§ Instructions for the task:
Your answer should hold each line of the material that contains the word "Lasix".

§ Records to process:
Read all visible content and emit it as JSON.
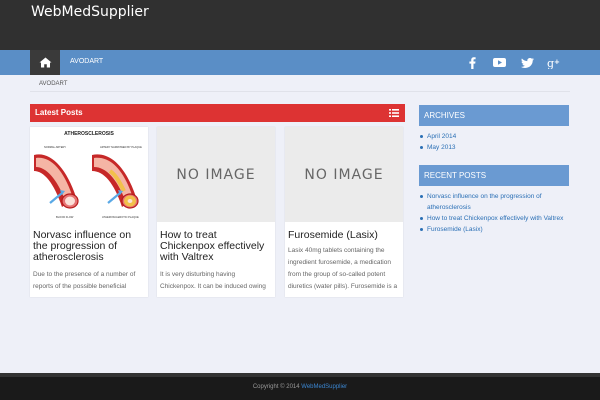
{
  "site": {
    "title": "WebMedSupplier"
  },
  "nav": {
    "home_icon": "home-icon",
    "items": [
      {
        "label": "AVODART"
      }
    ],
    "social": [
      "facebook-icon",
      "youtube-icon",
      "twitter-icon",
      "google-plus-icon"
    ]
  },
  "breadcrumb": {
    "current": "AVODART"
  },
  "latest": {
    "heading": "Latest Posts",
    "posts": [
      {
        "thumb": "atherosclerosis-illustration",
        "thumb_title": "ATHEROSCLEROSIS",
        "thumb_label_1": "NORMAL ARTERY",
        "thumb_label_2": "ARTERY NARROWED BY PLAQUE",
        "thumb_label_3": "BLOOD FLOW",
        "thumb_label_4": "ATHEROSCLEROTIC PLAQUE",
        "title": "Norvasc influence on the progression of atherosclerosis",
        "excerpt": "Due to the presence of a number of reports of the possible beneficial"
      },
      {
        "thumb": "NO IMAGE",
        "title": "How to treat Chickenpox effectively with Valtrex",
        "excerpt": "It is very disturbing having Chickenpox. It can be induced owing"
      },
      {
        "thumb": "NO IMAGE",
        "title": "Furosemide (Lasix)",
        "excerpt": "Lasix 40mg tablets containing the ingredient furosemide, a medication from the group of so-called potent diuretics (water pills). Furosemide is a"
      }
    ]
  },
  "sidebar": {
    "archives": {
      "heading": "ARCHIVES",
      "items": [
        "April 2014",
        "May 2013"
      ]
    },
    "recent": {
      "heading": "RECENT POSTS",
      "items": [
        "Norvasc influence on the progression of atherosclerosis",
        "How to treat Chickenpox effectively with Valtrex",
        "Furosemide (Lasix)"
      ]
    }
  },
  "footer": {
    "copyright": "Copyright © 2014",
    "link": "WebMedSupplier"
  },
  "colors": {
    "header_bg": "#303030",
    "nav_bg": "#5a8ec6",
    "latest_bar": "#dd3333",
    "widget_head": "#6a9ad2",
    "link": "#2a6fb5"
  }
}
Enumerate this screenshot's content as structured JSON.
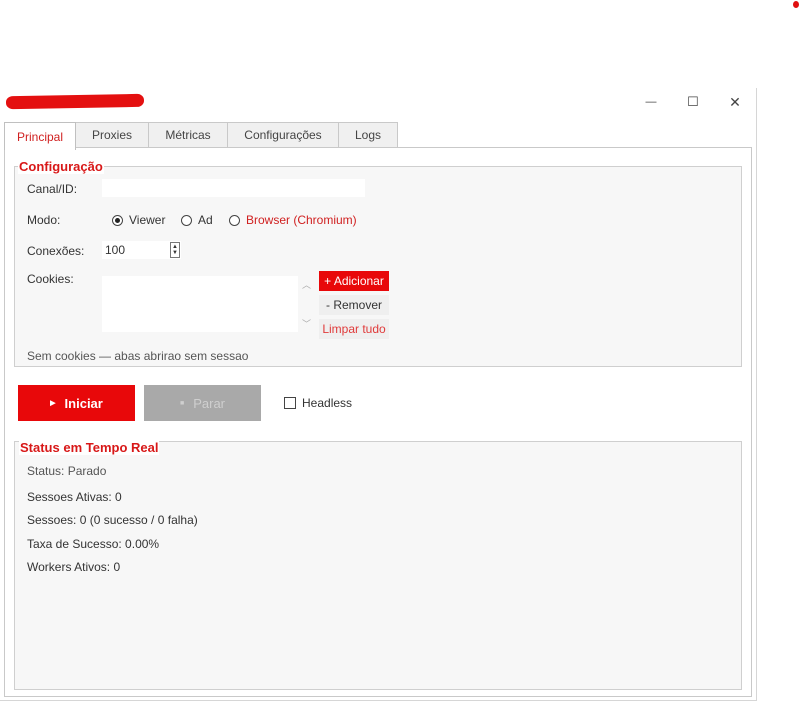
{
  "window": {
    "controls": {
      "minimize": "—",
      "maximize": "☐",
      "close": "✕"
    }
  },
  "tabs": [
    {
      "label": "Principal",
      "active": true
    },
    {
      "label": "Proxies",
      "active": false
    },
    {
      "label": "Métricas",
      "active": false
    },
    {
      "label": "Configurações",
      "active": false
    },
    {
      "label": "Logs",
      "active": false
    }
  ],
  "config": {
    "title": "Configuração",
    "canal_label": "Canal/ID:",
    "canal_value": "",
    "modo_label": "Modo:",
    "modes": [
      {
        "label": "Viewer",
        "selected": true
      },
      {
        "label": "Ad",
        "selected": false
      },
      {
        "label": "Browser (Chromium)",
        "selected": false
      }
    ],
    "conexoes_label": "Conexões:",
    "conexoes_value": "100",
    "cookies_label": "Cookies:",
    "add_button": "+ Adicionar",
    "remove_button": "- Remover",
    "clear_button": "Limpar tudo",
    "cookies_note": "Sem cookies — abas abrirao sem sessao"
  },
  "actions": {
    "start": "Iniciar",
    "start_icon": "▶",
    "stop": "Parar",
    "stop_icon": "■",
    "headless_label": "Headless",
    "headless_checked": false
  },
  "status": {
    "title": "Status em Tempo Real",
    "lines": [
      "Status: Parado",
      "Sessoes Ativas: 0",
      "Sessoes: 0 (0 sucesso / 0 falha)",
      "Taxa de Sucesso: 0.00%",
      "Workers Ativos: 0"
    ]
  },
  "colors": {
    "accent": "#e8080a",
    "accent_text": "#d81818"
  }
}
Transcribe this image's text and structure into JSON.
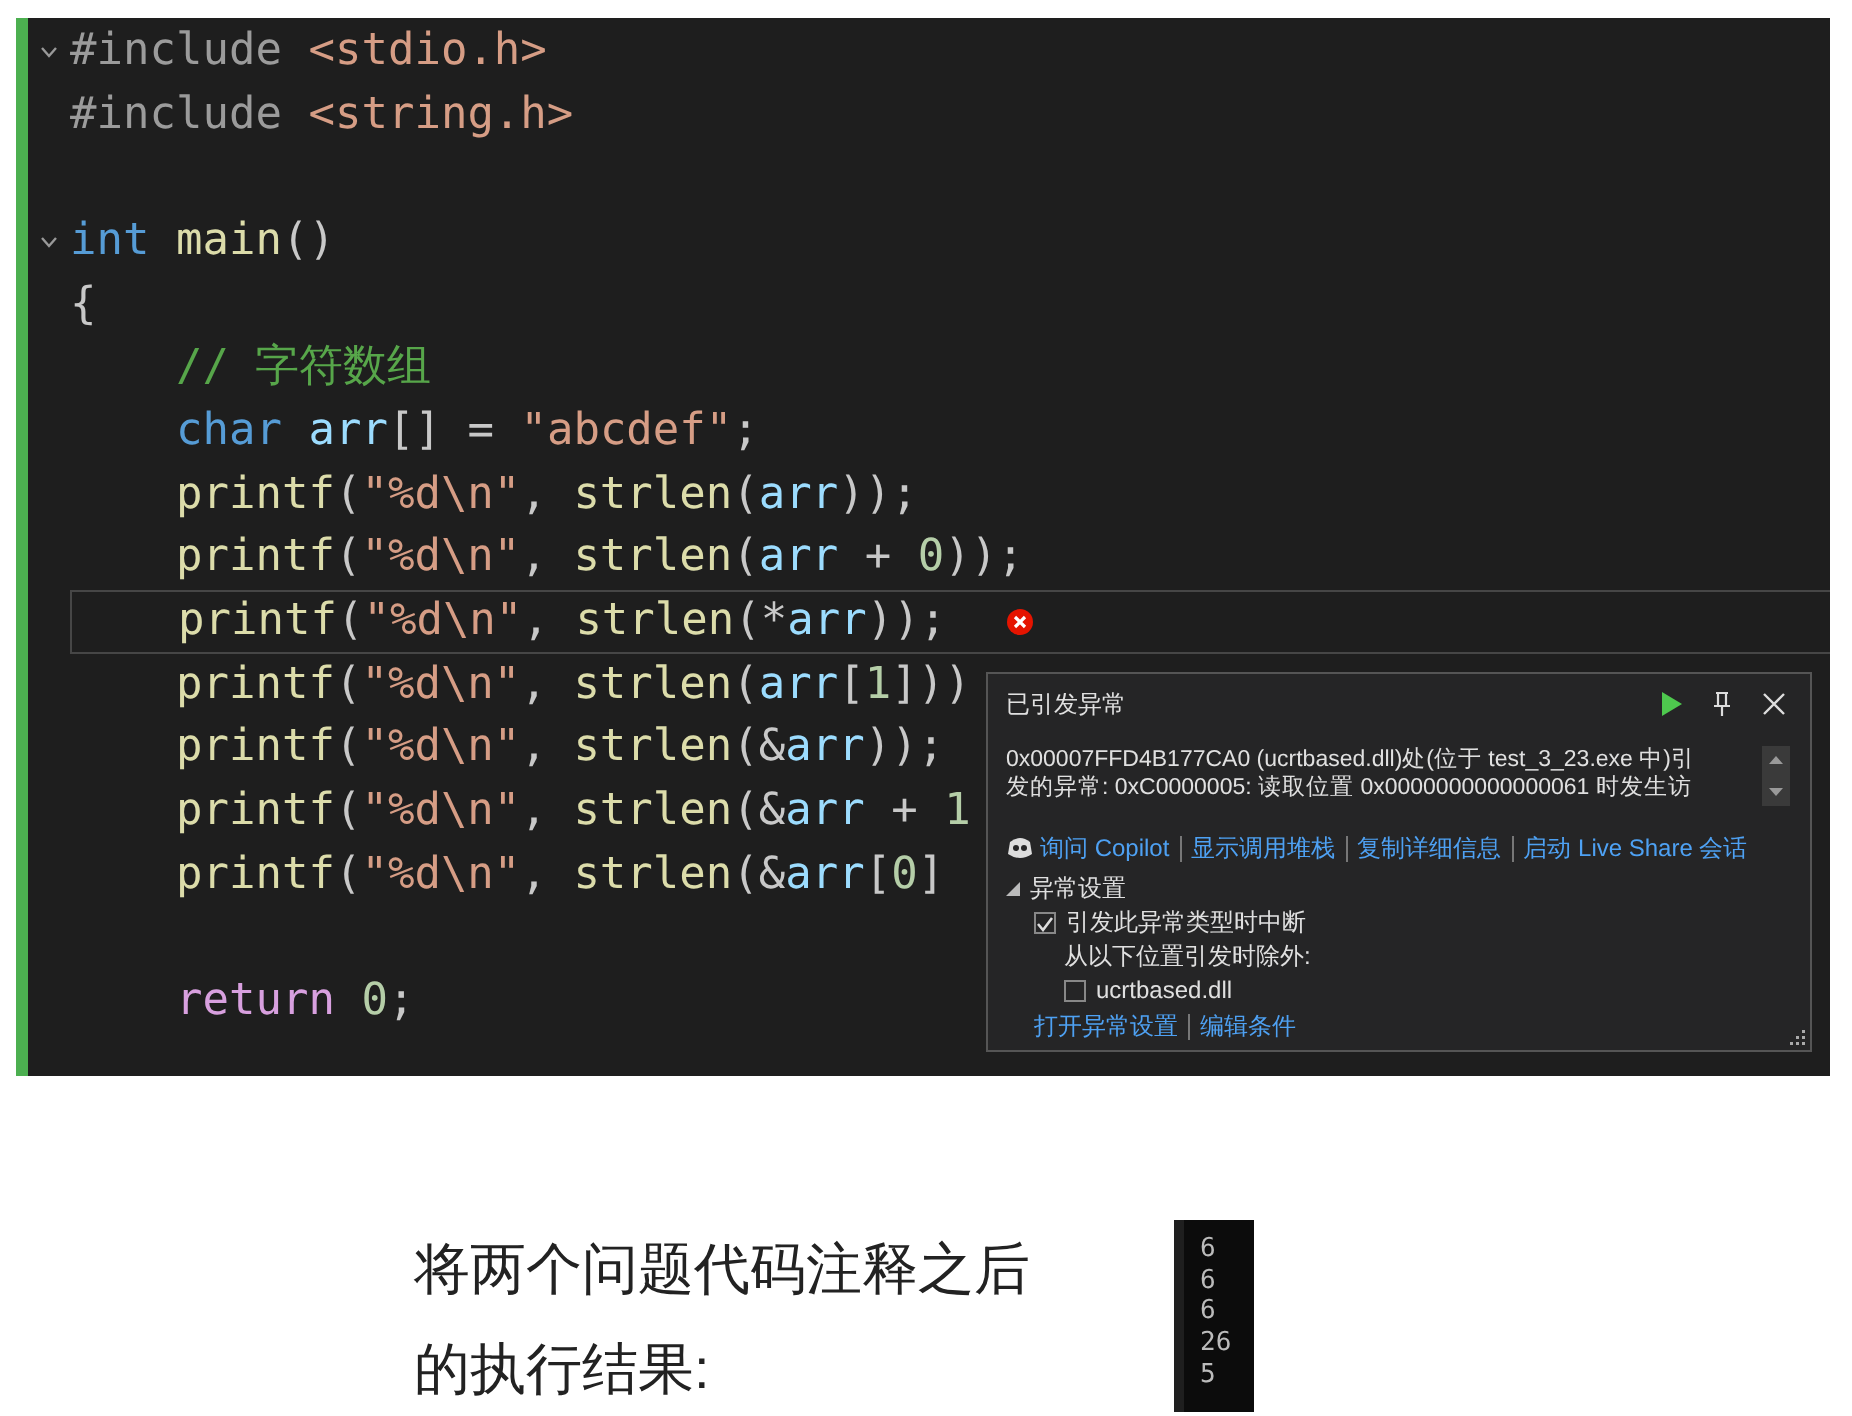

§ Task response:
        "title": "Furosemide (Lasix)",
        "excerpt": "Lasix 40mg tablets containing the ingredient furosemide, a medication from the group of so-called potent diuretics (water pills). Furosemide is a"
        "Furosemide (Lasix)"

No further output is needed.